The first lesson is that if there’s someone you have known for more than forty years, and whom you have trusted as a wise Family Doctor for twenty-five years, you should probably do what they tell you to do straight away, instead of waiting for several months.

This is not my Family Doctor blog image

This is not my Family Doctor

We’ll get to the second lesson eventually. Right now I want to talk about definitions.

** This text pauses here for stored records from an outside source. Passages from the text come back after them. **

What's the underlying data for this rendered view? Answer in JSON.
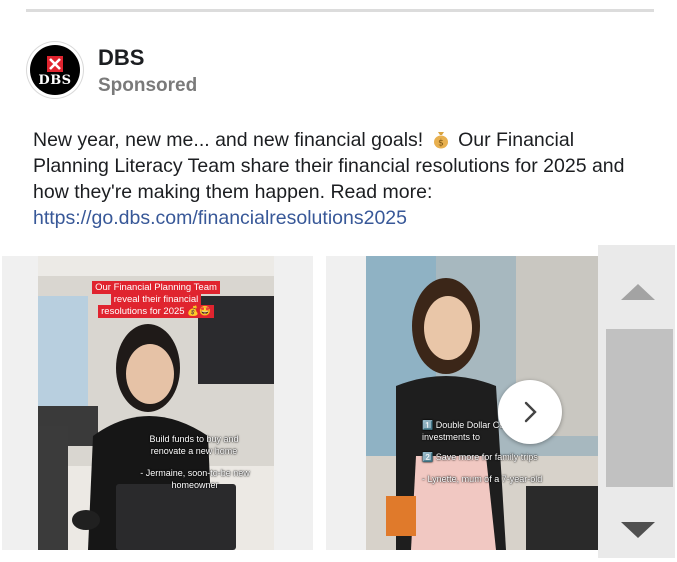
{
  "post": {
    "page_name": "DBS",
    "sponsored_label": "Sponsored",
    "text_part1": "New year, new me... and new financial goals!",
    "text_emoji_icon": "money-bag-icon",
    "text_part2": "Our Financial Planning Literacy Team share their financial resolutions for 2025 and how they're making them happen. Read more:",
    "link": "https://go.dbs.com/financialresolutions2025",
    "avatar": {
      "logo_text": "DBS",
      "logo_icon": "dbs-star-icon",
      "brand_color": "#e0242f"
    }
  },
  "carousel": {
    "cards": [
      {
        "title_caption": "Our Financial Planning Team reveal their financial resolutions for 2025 💰🤩",
        "caption_line1": "Build funds to buy and renovate a new home",
        "caption_line2": "- Jermaine, soon-to-be new homeowner"
      },
      {
        "caption_line1": "1️⃣ Double Dollar Cost (DCA) investments to",
        "caption_line2": "2️⃣ Save more for family trips",
        "caption_line3": "- Lynette, mum of a 7-year-old"
      }
    ],
    "next_icon": "chevron-right-icon"
  },
  "scrollbar": {
    "up_icon": "triangle-up-icon",
    "down_icon": "triangle-down-icon"
  }
}
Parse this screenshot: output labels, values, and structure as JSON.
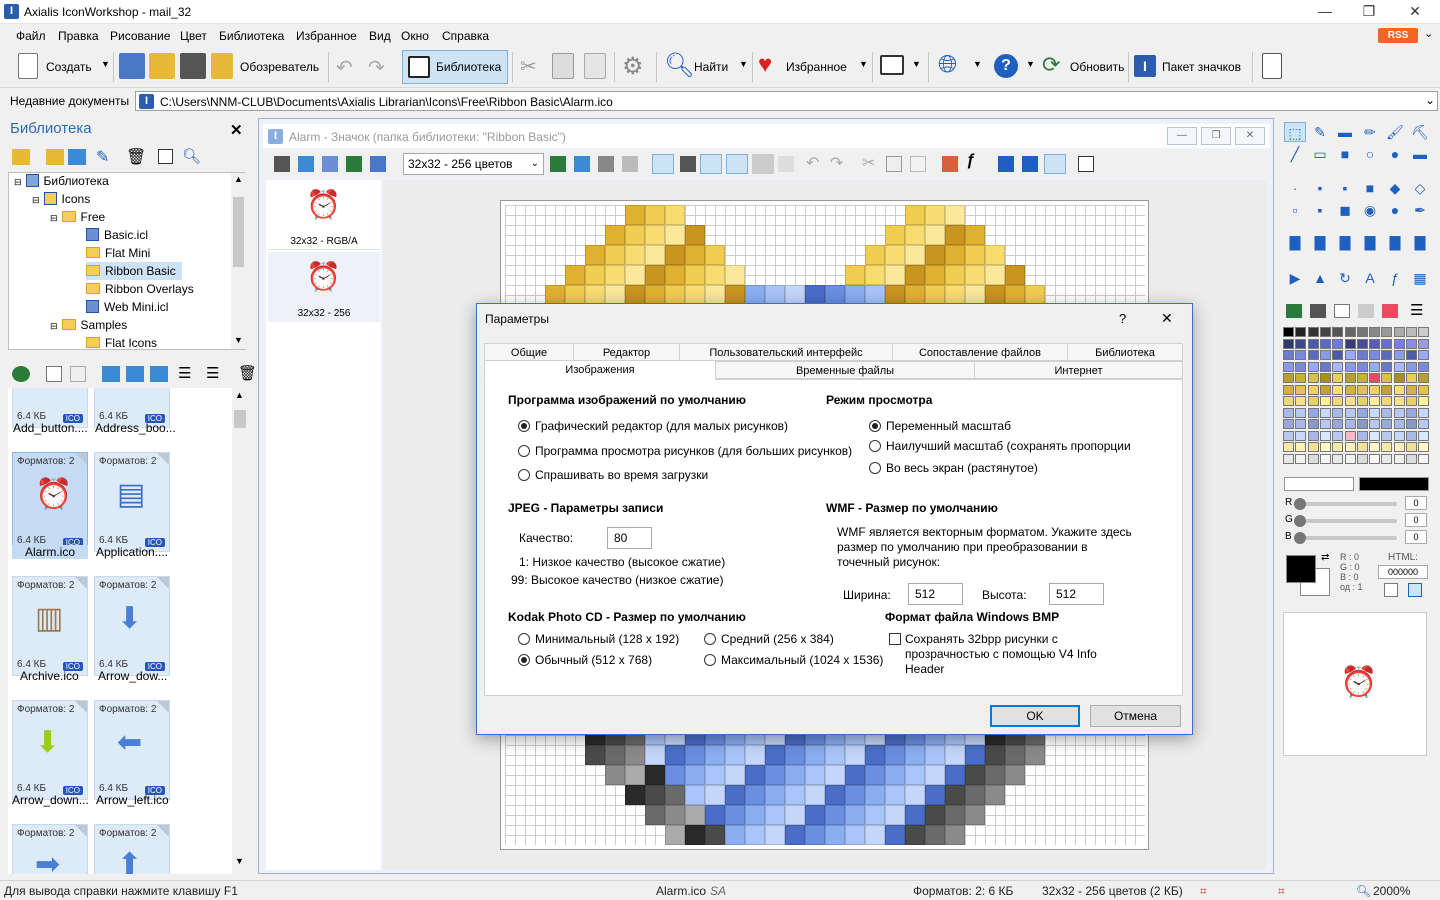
{
  "window": {
    "title": "Axialis IconWorkshop - mail_32",
    "minimize": "—",
    "restore": "❐",
    "close": "✕"
  },
  "menu": [
    "Файл",
    "Правка",
    "Рисование",
    "Цвет",
    "Библиотека",
    "Избранное",
    "Вид",
    "Окно",
    "Справка"
  ],
  "rss": "RSS",
  "toolbar": {
    "create": "Создать",
    "explorer": "Обозреватель",
    "library": "Библиотека",
    "find": "Найти",
    "favorites": "Избранное",
    "update": "Обновить",
    "icon_pack": "Пакет значков"
  },
  "recent": {
    "label": "Недавние документы",
    "path": "C:\\Users\\NNM-CLUB\\Documents\\Axialis Librarian\\Icons\\Free\\Ribbon Basic\\Alarm.ico"
  },
  "library": {
    "title": "Библиотека",
    "close": "✕",
    "tree": [
      {
        "label": "Библиотека",
        "depth": 0,
        "type": "root"
      },
      {
        "label": "Icons",
        "depth": 1,
        "type": "root"
      },
      {
        "label": "Free",
        "depth": 2,
        "type": "folder"
      },
      {
        "label": "Basic.icl",
        "depth": 3,
        "type": "file"
      },
      {
        "label": "Flat Mini",
        "depth": 3,
        "type": "folder"
      },
      {
        "label": "Ribbon Basic",
        "depth": 3,
        "type": "folder",
        "selected": true
      },
      {
        "label": "Ribbon Overlays",
        "depth": 3,
        "type": "folder"
      },
      {
        "label": "Web Mini.icl",
        "depth": 3,
        "type": "file"
      },
      {
        "label": "Samples",
        "depth": 2,
        "type": "folder"
      },
      {
        "label": "Flat Icons",
        "depth": 3,
        "type": "folder"
      }
    ],
    "tiles": [
      {
        "format": "",
        "size": "6.4 КБ",
        "badge": "ICO",
        "name": "Add_button....",
        "glyph": ""
      },
      {
        "format": "",
        "size": "6.4 КБ",
        "badge": "ICO",
        "name": "Address_boo...",
        "glyph": ""
      },
      {
        "format": "Форматов: 2",
        "size": "6.4 КБ",
        "badge": "ICO",
        "name": "Alarm.ico",
        "glyph": "⏰",
        "selected": true
      },
      {
        "format": "Форматов: 2",
        "size": "6.4 КБ",
        "badge": "ICO",
        "name": "Application....",
        "glyph": "▤"
      },
      {
        "format": "Форматов: 2",
        "size": "6.4 КБ",
        "badge": "ICO",
        "name": "Archive.ico",
        "glyph": "▥"
      },
      {
        "format": "Форматов: 2",
        "size": "6.4 КБ",
        "badge": "ICO",
        "name": "Arrow_dow...",
        "glyph": "⬇"
      },
      {
        "format": "Форматов: 2",
        "size": "6.4 КБ",
        "badge": "ICO",
        "name": "Arrow_down...",
        "glyph": "⬇"
      },
      {
        "format": "Форматов: 2",
        "size": "6.4 КБ",
        "badge": "ICO",
        "name": "Arrow_left.ico",
        "glyph": "⬅"
      },
      {
        "format": "Форматов: 2",
        "size": "",
        "badge": "",
        "name": "",
        "glyph": "➡"
      },
      {
        "format": "Форматов: 2",
        "size": "",
        "badge": "",
        "name": "",
        "glyph": "⬆"
      }
    ]
  },
  "doc": {
    "title": "Alarm - Значок (папка библиотеки: \"Ribbon Basic\")",
    "format_select": "32x32 - 256 цветов",
    "formats": [
      {
        "label": "32x32 - RGB/A"
      },
      {
        "label": "32x32 - 256"
      }
    ]
  },
  "dialog": {
    "title": "Параметры",
    "help": "?",
    "close": "✕",
    "tabs_row1": [
      "Общие",
      "Редактор",
      "Пользовательский интерфейс",
      "Сопоставление файлов",
      "Библиотека"
    ],
    "tabs_row2": [
      "Изображения",
      "Временные файлы",
      "Интернет"
    ],
    "default_program": {
      "heading": "Программа изображений по умолчанию",
      "options": [
        "Графический редактор (для малых рисунков)",
        "Программа просмотра рисунков (для больших рисунков)",
        "Спрашивать во время загрузки"
      ],
      "selected": 0
    },
    "view_mode": {
      "heading": "Режим просмотра",
      "options": [
        "Переменный масштаб",
        "Наилучший масштаб (сохранять пропорции",
        "Во весь экран (растянутое)"
      ],
      "selected": 0
    },
    "jpeg": {
      "heading": "JPEG - Параметры записи",
      "quality_label": "Качество:",
      "quality_value": "80",
      "hint1": "1: Низкое качество (высокое сжатие)",
      "hint2": "99: Высокое качество (низкое сжатие)"
    },
    "wmf": {
      "heading": "WMF - Размер по умолчанию",
      "desc": "WMF является векторным форматом. Укажите здесь размер по умолчанию при преобразовании в точечный рисунок:",
      "width_label": "Ширина:",
      "width_value": "512",
      "height_label": "Высота:",
      "height_value": "512"
    },
    "kodak": {
      "heading": "Kodak Photo CD - Размер по умолчанию",
      "options": [
        "Минимальный (128 x 192)",
        "Средний (256 x 384)",
        "Обычный (512 x 768)",
        "Максимальный (1024 x 1536)"
      ],
      "selected": 2
    },
    "bmp": {
      "heading": "Формат файла Windows BMP",
      "checkbox_label": "Сохранять 32bpp рисунки с прозрачностью с помощью V4 Info Header",
      "checked": false
    },
    "ok": "OK",
    "cancel": "Отмена"
  },
  "color_panel": {
    "r_label": "R",
    "g_label": "G",
    "b_label": "B",
    "r": "0",
    "g": "0",
    "b": "0",
    "html_label": "HTML:",
    "html_value": "000000",
    "rgb_readout": "R : 0\nG : 0\nB : 0\nод : 1"
  },
  "status": {
    "help": "Для вывода справки нажмите клавишу F1",
    "file": "Alarm.ico",
    "formats": "Форматов: 2: 6 КБ",
    "info": "32x32 - 256 цветов (2 КБ)",
    "zoom": "2000%"
  },
  "colors": {
    "accent": "#0078d7",
    "lib_title": "#2b6cb0",
    "dialog_border": "#3a6fc4"
  }
}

The term Functional Medicine (FM) is confusing: a lot of people use that term without really thinking about its definition. To me, it means that an FM practitioner tries to get to the bottom of things and asks these questions: What metabolic pathways are functioning and what ones aren’t: Why are some pathways broken: What can we do to reboot these broken pathways, once we find them?

The FM practitioner simply has a bigger toolkit than a Conventionally-trained physician. The toolkit contains elements of Naturopathic Medicine in that broken pathways will start working again when the right nutrients are supplied, when the stomach, liver, pancreas and intestinal walls are healthy and when toxic exposures are eliminated. FM looks at Genetics and uses some cutting edge tests that look at how your metabolism is working overall. FM can include other approaches: meditation, prayer, energy-based approaches, physical modalities, approaches from Chinese Medicine, Ayurvedic Medicine and other ancient healing traditions.

Here are some definitions of what constitutes a good FM practitioner:

A good FM practitioner doesn’t turn their back on mainstream medicine. This is why we call it  Functional/Integrative Medicine. It integrates the best of many approaches!

A good FM practitioner knows when other approaches aren’t serving the patient’s best interests, understands and respects the power of mainstream medications and uses them when indicated.

Like I said, I forgot that part.

: )

Thus ends my soliloquy and brings me to the second lesson, alluded to above, courtesy of Sir William Osler, famous Canadian MD, widely regarded as the Father of Modern Medicine and “one of the greatest diagnosticians ever to wield a stethoscope.”

Sir William, who could leap tall buildings with a single bound and defeat viruses with one steely glare

Sir William, who could leap tall buildings with a single bound and defeat viruses with one steely glare

The second lesson is short but sweet:

Osler was right when he said: “A physician who treats himself has a fool for a patient.”

He should also have added the following: “Any physician should know that their spouse will be the worst possible patient they could ever imagine dealing with.”

; )

P.S. I promise never to talk about Polymyalgia Rheumatica again. But I will talk about Immunity next post. I promise.

George Gillson MD PhD

Author: George Gillson, MD, PHD, CCFP
EvolveWell Medical Director